_About this exercise_: Filter the records below down to lines containing "서울특별시".

▽

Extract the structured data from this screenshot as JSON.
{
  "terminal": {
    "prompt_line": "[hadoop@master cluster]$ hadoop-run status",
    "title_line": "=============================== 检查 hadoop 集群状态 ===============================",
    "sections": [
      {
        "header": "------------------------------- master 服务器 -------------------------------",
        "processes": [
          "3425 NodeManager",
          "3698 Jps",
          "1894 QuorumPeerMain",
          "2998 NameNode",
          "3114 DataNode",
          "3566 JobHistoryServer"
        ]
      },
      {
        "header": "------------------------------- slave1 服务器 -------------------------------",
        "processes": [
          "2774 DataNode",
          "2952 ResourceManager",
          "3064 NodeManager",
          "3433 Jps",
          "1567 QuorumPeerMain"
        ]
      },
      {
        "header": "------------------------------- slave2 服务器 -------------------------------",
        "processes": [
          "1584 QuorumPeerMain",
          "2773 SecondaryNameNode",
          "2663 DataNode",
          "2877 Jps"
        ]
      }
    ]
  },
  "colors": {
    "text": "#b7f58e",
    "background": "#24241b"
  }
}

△
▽

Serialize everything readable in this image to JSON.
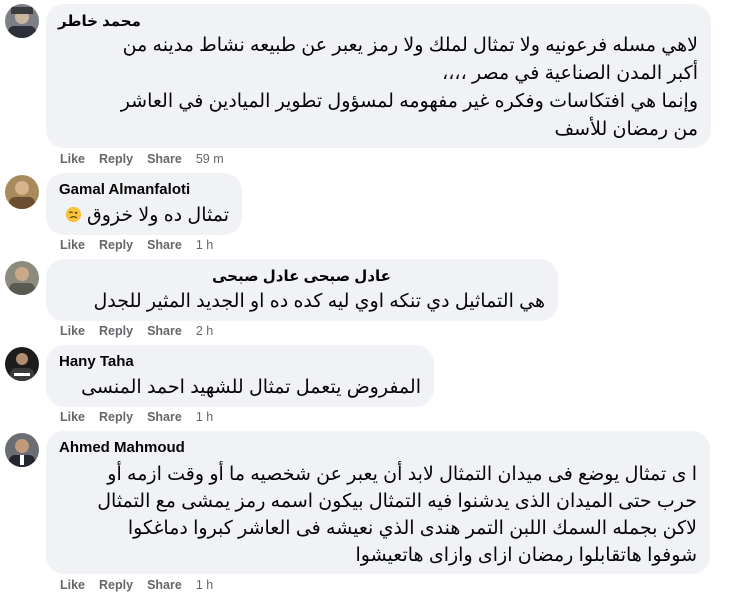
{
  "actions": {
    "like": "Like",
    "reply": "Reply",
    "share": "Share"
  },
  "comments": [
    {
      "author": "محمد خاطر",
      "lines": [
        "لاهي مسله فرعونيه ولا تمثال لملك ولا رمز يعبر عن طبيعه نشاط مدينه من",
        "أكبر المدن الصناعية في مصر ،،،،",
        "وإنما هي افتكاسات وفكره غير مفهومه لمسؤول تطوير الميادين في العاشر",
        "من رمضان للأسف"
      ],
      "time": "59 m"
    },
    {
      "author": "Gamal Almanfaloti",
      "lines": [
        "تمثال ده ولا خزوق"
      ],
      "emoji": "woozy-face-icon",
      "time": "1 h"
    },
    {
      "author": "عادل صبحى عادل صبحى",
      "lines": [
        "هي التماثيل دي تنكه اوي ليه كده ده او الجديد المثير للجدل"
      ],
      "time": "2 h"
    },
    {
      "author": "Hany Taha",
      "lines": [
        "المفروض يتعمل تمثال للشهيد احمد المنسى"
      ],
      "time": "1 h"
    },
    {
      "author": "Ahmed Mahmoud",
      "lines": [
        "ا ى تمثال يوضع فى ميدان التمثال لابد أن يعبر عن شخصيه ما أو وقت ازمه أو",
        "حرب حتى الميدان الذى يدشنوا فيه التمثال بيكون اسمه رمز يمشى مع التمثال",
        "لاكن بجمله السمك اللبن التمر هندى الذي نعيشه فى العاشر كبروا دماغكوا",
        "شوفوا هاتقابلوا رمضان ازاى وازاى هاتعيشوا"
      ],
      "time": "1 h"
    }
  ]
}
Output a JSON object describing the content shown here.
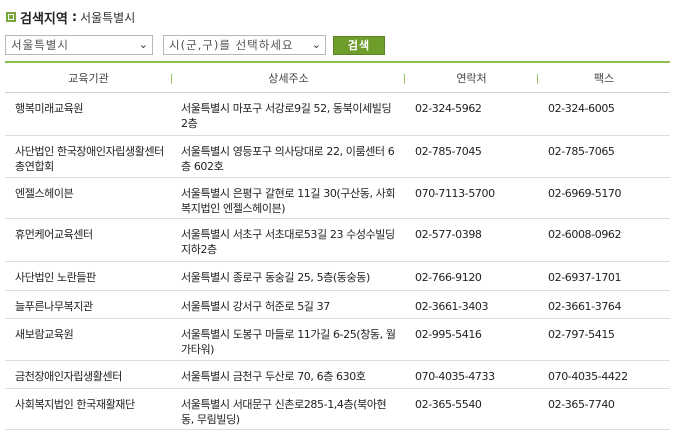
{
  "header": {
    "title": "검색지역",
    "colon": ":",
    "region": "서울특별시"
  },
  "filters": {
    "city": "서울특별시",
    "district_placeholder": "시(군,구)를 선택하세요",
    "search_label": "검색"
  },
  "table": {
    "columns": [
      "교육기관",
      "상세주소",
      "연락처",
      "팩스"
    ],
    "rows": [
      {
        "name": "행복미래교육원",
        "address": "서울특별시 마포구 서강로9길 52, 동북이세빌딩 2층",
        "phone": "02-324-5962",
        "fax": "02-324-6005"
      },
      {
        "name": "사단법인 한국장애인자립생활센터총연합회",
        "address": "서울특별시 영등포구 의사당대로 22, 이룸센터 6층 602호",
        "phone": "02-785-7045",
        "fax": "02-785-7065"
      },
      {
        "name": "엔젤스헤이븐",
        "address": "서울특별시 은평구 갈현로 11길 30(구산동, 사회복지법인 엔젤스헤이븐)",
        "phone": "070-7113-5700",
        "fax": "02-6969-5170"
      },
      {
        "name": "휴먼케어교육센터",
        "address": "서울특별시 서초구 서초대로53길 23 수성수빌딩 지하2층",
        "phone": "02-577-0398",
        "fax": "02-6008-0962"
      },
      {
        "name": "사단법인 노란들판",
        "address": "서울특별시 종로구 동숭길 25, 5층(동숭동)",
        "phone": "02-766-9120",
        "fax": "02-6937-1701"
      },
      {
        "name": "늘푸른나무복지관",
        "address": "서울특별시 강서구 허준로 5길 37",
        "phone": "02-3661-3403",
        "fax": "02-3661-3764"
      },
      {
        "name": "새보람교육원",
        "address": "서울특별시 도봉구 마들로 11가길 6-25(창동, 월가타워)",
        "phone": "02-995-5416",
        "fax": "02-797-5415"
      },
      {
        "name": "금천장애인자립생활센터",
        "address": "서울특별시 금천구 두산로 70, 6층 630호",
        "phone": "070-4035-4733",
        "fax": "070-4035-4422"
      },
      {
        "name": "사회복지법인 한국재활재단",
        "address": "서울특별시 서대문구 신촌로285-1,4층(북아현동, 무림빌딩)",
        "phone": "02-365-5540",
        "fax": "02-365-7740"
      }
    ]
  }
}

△
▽

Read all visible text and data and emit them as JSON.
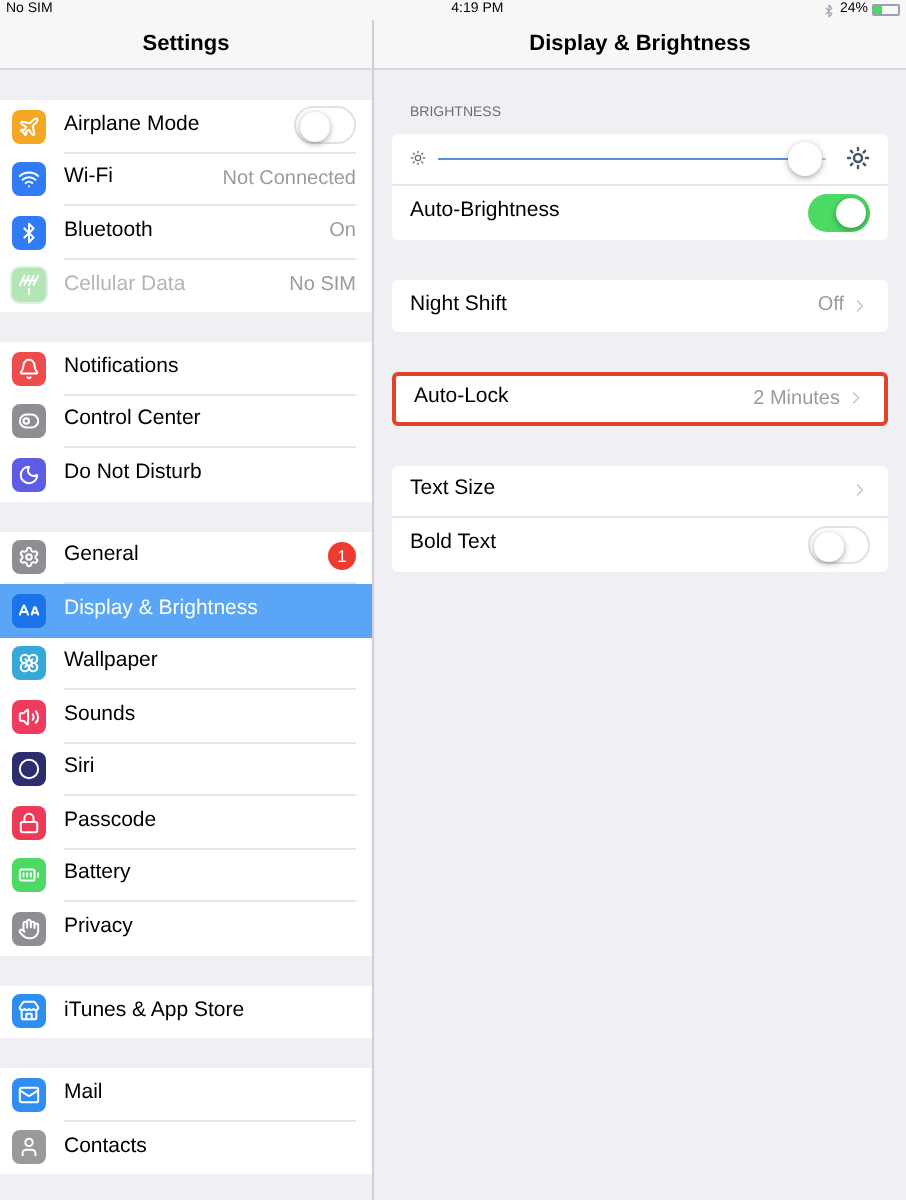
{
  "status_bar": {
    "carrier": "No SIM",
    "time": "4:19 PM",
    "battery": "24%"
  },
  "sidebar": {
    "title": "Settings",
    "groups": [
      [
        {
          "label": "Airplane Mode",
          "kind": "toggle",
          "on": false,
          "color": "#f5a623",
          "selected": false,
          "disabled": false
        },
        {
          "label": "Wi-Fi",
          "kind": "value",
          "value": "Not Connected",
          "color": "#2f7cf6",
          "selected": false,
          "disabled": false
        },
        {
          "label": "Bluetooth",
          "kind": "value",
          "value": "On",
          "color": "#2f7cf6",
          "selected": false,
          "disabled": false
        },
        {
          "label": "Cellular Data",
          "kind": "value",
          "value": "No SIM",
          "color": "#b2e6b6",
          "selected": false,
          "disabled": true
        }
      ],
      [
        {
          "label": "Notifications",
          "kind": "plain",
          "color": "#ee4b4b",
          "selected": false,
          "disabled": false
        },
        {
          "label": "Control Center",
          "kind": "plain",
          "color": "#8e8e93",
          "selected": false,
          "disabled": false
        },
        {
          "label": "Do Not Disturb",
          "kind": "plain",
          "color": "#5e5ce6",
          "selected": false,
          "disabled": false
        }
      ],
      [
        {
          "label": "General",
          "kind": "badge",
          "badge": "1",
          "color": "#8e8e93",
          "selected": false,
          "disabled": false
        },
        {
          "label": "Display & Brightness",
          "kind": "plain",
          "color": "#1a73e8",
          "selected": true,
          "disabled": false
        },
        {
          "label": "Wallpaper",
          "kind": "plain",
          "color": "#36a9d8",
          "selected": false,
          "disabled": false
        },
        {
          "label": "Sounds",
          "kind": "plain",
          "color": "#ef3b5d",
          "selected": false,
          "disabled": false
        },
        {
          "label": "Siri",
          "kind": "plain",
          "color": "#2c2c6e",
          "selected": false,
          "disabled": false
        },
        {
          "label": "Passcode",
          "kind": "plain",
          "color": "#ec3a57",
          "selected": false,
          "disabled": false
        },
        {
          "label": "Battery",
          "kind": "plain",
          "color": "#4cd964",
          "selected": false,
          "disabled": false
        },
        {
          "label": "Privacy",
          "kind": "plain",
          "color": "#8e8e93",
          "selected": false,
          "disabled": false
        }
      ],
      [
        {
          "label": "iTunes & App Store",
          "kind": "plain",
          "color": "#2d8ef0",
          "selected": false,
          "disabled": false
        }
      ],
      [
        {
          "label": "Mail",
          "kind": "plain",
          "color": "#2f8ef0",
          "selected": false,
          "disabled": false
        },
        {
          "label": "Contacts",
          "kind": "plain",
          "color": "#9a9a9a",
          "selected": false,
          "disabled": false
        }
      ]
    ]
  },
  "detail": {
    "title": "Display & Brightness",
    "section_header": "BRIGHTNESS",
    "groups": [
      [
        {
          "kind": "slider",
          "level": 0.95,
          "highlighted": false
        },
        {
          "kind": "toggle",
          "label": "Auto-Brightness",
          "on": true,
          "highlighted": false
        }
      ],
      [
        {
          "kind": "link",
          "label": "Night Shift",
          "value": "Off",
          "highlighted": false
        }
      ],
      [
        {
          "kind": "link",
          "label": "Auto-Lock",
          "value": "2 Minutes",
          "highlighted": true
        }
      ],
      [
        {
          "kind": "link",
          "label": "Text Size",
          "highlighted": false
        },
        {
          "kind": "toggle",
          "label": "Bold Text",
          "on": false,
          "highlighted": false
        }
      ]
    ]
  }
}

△

_Your response_:
    "region": "서울특별시"
    "city": "서울특별시",
        "address": "서울특별시 마포구 서강로9길 52, 동북이세빌딩 2층",
        "address": "서울특별시 영등포구 의사당대로 22, 이룸센터 6층 602호",
        "address": "서울특별시 은평구 갈현로 11길 30(구산동, 사회복지법인 엔젤스헤이븐)",
        "address": "서울특별시 서초구 서초대로53길 23 수성수빌딩 지하2층",
        "address": "서울특별시 종로구 동숭길 25, 5층(동숭동)",
        "address": "서울특별시 강서구 허준로 5길 37",
        "address": "서울특별시 도봉구 마들로 11가길 6-25(창동, 월가타워)",
        "address": "서울특별시 금천구 두산로 70, 6층 630호",
        "address": "서울특별시 서대문구 신촌로285-1,4층(북아현동, 무림빌딩)",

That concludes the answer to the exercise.